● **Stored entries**
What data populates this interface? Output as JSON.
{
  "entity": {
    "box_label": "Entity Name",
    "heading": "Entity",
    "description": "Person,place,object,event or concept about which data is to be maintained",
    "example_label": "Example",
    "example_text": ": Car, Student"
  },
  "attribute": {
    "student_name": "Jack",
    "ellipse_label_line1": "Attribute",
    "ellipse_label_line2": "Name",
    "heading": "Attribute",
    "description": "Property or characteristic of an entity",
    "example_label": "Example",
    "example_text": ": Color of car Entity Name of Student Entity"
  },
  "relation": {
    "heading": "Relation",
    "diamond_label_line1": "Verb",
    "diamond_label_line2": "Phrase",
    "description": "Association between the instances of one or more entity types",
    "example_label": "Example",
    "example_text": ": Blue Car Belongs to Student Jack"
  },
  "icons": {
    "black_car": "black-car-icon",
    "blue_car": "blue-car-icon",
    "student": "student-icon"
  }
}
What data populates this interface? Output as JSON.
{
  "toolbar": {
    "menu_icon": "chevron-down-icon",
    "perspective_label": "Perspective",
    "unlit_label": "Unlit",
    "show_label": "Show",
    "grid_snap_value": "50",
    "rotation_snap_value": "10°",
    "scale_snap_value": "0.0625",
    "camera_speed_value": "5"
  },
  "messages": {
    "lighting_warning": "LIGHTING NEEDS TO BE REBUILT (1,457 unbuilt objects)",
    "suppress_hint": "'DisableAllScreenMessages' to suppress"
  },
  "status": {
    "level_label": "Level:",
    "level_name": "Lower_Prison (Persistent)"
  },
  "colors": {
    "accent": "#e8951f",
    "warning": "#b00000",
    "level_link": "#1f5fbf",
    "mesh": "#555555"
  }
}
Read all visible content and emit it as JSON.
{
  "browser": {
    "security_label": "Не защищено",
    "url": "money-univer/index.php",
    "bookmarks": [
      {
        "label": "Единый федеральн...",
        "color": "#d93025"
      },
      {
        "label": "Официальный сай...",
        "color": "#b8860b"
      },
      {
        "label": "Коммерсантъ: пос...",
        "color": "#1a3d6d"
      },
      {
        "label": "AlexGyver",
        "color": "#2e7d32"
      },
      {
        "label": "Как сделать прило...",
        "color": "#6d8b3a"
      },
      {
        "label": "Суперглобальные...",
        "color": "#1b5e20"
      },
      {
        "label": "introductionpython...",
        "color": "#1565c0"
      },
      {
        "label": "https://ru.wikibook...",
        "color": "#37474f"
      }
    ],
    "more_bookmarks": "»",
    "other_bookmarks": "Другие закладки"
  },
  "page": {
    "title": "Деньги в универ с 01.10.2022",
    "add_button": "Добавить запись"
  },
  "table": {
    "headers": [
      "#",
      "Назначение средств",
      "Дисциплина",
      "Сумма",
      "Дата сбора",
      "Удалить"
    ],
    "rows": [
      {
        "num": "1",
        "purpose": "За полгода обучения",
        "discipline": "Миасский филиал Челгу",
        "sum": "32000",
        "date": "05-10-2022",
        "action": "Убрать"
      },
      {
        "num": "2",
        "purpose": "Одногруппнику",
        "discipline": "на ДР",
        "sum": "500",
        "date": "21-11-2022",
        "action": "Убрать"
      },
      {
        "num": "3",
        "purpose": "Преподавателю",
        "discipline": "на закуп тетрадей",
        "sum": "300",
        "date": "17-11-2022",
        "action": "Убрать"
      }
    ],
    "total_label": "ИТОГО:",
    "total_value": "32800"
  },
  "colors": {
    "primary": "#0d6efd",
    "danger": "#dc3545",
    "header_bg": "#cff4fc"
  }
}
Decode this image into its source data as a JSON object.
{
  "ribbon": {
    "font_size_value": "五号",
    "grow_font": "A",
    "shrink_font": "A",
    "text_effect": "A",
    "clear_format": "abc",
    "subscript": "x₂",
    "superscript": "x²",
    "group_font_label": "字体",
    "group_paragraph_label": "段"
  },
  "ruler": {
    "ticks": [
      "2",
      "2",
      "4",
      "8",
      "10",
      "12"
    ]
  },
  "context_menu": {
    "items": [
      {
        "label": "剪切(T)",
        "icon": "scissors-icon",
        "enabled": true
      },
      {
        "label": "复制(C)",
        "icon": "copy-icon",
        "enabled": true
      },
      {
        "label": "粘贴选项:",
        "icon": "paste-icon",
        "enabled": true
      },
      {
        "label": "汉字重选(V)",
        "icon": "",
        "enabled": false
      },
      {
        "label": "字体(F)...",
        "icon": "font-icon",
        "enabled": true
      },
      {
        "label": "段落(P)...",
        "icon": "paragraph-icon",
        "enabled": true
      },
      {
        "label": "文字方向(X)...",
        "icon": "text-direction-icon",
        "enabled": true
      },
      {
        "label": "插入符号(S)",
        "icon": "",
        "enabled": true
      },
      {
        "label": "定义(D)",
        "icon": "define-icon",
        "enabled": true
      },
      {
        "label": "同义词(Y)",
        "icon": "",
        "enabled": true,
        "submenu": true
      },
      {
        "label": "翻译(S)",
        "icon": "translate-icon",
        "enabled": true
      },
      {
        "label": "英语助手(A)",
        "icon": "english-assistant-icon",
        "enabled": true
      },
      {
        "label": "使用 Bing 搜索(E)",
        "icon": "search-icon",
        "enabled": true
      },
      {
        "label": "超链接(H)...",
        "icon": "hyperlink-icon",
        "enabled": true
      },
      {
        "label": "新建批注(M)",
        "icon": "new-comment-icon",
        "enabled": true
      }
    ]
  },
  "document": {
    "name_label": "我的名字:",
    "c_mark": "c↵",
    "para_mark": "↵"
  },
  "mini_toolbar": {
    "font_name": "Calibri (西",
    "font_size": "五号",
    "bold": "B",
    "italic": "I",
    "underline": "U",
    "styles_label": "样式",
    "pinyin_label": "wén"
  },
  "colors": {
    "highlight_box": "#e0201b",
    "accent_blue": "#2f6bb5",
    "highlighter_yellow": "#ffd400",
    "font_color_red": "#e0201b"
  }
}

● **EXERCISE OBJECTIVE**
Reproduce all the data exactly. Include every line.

● **TASK OUTPUT**
What data populates this interface? Output as JSON.
{
  "entity": {
    "box_label": "Entity Name",
    "heading": "Entity",
    "description": "Person,place,object,event or concept about which data is to be maintained",
    "example_label": "Example",
    "example_text": ": Car, Student"
  },
  "attribute": {
    "student_name": "Jack",
    "ellipse_label_line1": "Attribute",
    "ellipse_label_line2": "Name",
    "heading": "Attribute",
    "description": "Property or characteristic of an entity",
    "example_label": "Example",
    "example_text": ": Color of car Entity Name of Student Entity"
  },
  "relation": {
    "heading": "Relation",
    "diamond_label_line1": "Verb",
    "diamond_label_line2": "Phrase",
    "description": "Association between the instances of one or more entity types",
    "example_label": "Example",
    "example_text": ": Blue Car Belongs to Student Jack"
  },
  "icons": {
    "black_car": "black-car-icon",
    "blue_car": "blue-car-icon",
    "student": "student-icon"
  }
}
What data populates this interface? Output as JSON.
{
  "toolbar": {
    "menu_icon": "chevron-down-icon",
    "perspective_label": "Perspective",
    "unlit_label": "Unlit",
    "show_label": "Show",
    "grid_snap_value": "50",
    "rotation_snap_value": "10°",
    "scale_snap_value": "0.0625",
    "camera_speed_value": "5"
  },
  "messages": {
    "lighting_warning": "LIGHTING NEEDS TO BE REBUILT (1,457 unbuilt objects)",
    "suppress_hint": "'DisableAllScreenMessages' to suppress"
  },
  "status": {
    "level_label": "Level:",
    "level_name": "Lower_Prison (Persistent)"
  },
  "colors": {
    "accent": "#e8951f",
    "warning": "#b00000",
    "level_link": "#1f5fbf",
    "mesh": "#555555"
  }
}
Read all visible content and emit it as JSON.
{
  "browser": {
    "security_label": "Не защищено",
    "url": "money-univer/index.php",
    "bookmarks": [
      {
        "label": "Единый федеральн...",
        "color": "#d93025"
      },
      {
        "label": "Официальный сай...",
        "color": "#b8860b"
      },
      {
        "label": "Коммерсантъ: пос...",
        "color": "#1a3d6d"
      },
      {
        "label": "AlexGyver",
        "color": "#2e7d32"
      },
      {
        "label": "Как сделать прило...",
        "color": "#6d8b3a"
      },
      {
        "label": "Суперглобальные...",
        "color": "#1b5e20"
      },
      {
        "label": "introductionpython...",
        "color": "#1565c0"
      },
      {
        "label": "https://ru.wikibook...",
        "color": "#37474f"
      }
    ],
    "more_bookmarks": "»",
    "other_bookmarks": "Другие закладки"
  },
  "page": {
    "title": "Деньги в универ с 01.10.2022",
    "add_button": "Добавить запись"
  },
  "table": {
    "headers": [
      "#",
      "Назначение средств",
      "Дисциплина",
      "Сумма",
      "Дата сбора",
      "Удалить"
    ],
    "rows": [
      {
        "num": "1",
        "purpose": "За полгода обучения",
        "discipline": "Миасский филиал Челгу",
        "sum": "32000",
        "date": "05-10-2022",
        "action": "Убрать"
      },
      {
        "num": "2",
        "purpose": "Одногруппнику",
        "discipline": "на ДР",
        "sum": "500",
        "date": "21-11-2022",
        "action": "Убрать"
      },
      {
        "num": "3",
        "purpose": "Преподавателю",
        "discipline": "на закуп тетрадей",
        "sum": "300",
        "date": "17-11-2022",
        "action": "Убрать"
      }
    ],
    "total_label": "ИТОГО:",
    "total_value": "32800"
  },
  "colors": {
    "primary": "#0d6efd",
    "danger": "#dc3545",
    "header_bg": "#cff4fc"
  }
}
Decode this image into its source data as a JSON object.
{
  "ribbon": {
    "font_size_value": "五号",
    "grow_font": "A",
    "shrink_font": "A",
    "text_effect": "A",
    "clear_format": "abc",
    "subscript": "x₂",
    "superscript": "x²",
    "group_font_label": "字体",
    "group_paragraph_label": "段"
  },
  "ruler": {
    "ticks": [
      "2",
      "2",
      "4",
      "8",
      "10",
      "12"
    ]
  },
  "context_menu": {
    "items": [
      {
        "label": "剪切(T)",
        "icon": "scissors-icon",
        "enabled": true
      },
      {
        "label": "复制(C)",
        "icon": "copy-icon",
        "enabled": true
      },
      {
        "label": "粘贴选项:",
        "icon": "paste-icon",
        "enabled": true
      },
      {
        "label": "汉字重选(V)",
        "icon": "",
        "enabled": false
      },
      {
        "label": "字体(F)...",
        "icon": "font-icon",
        "enabled": true
      },
      {
        "label": "段落(P)...",
        "icon": "paragraph-icon",
        "enabled": true
      },
      {
        "label": "文字方向(X)...",
        "icon": "text-direction-icon",
        "enabled": true
      },
      {
        "label": "插入符号(S)",
        "icon": "",
        "enabled": true
      },
      {
        "label": "定义(D)",
        "icon": "define-icon",
        "enabled": true
      },
      {
        "label": "同义词(Y)",
        "icon": "",
        "enabled": true,
        "submenu": true
      },
      {
        "label": "翻译(S)",
        "icon": "translate-icon",
        "enabled": true
      },
      {
        "label": "英语助手(A)",
        "icon": "english-assistant-icon",
        "enabled": true
      },
      {
        "label": "使用 Bing 搜索(E)",
        "icon": "search-icon",
        "enabled": true
      },
      {
        "label": "超链接(H)...",
        "icon": "hyperlink-icon",
        "enabled": true
      },
      {
        "label": "新建批注(M)",
        "icon": "new-comment-icon",
        "enabled": true
      }
    ]
  },
  "document": {
    "name_label": "我的名字:",
    "c_mark": "c↵",
    "para_mark": "↵"
  },
  "mini_toolbar": {
    "font_name": "Calibri (西",
    "font_size": "五号",
    "bold": "B",
    "italic": "I",
    "underline": "U",
    "styles_label": "样式",
    "pinyin_label": "wén"
  },
  "colors": {
    "highlight_box": "#e0201b",
    "accent_blue": "#2f6bb5",
    "highlighter_yellow": "#ffd400",
    "font_color_red": "#e0201b"
  }
}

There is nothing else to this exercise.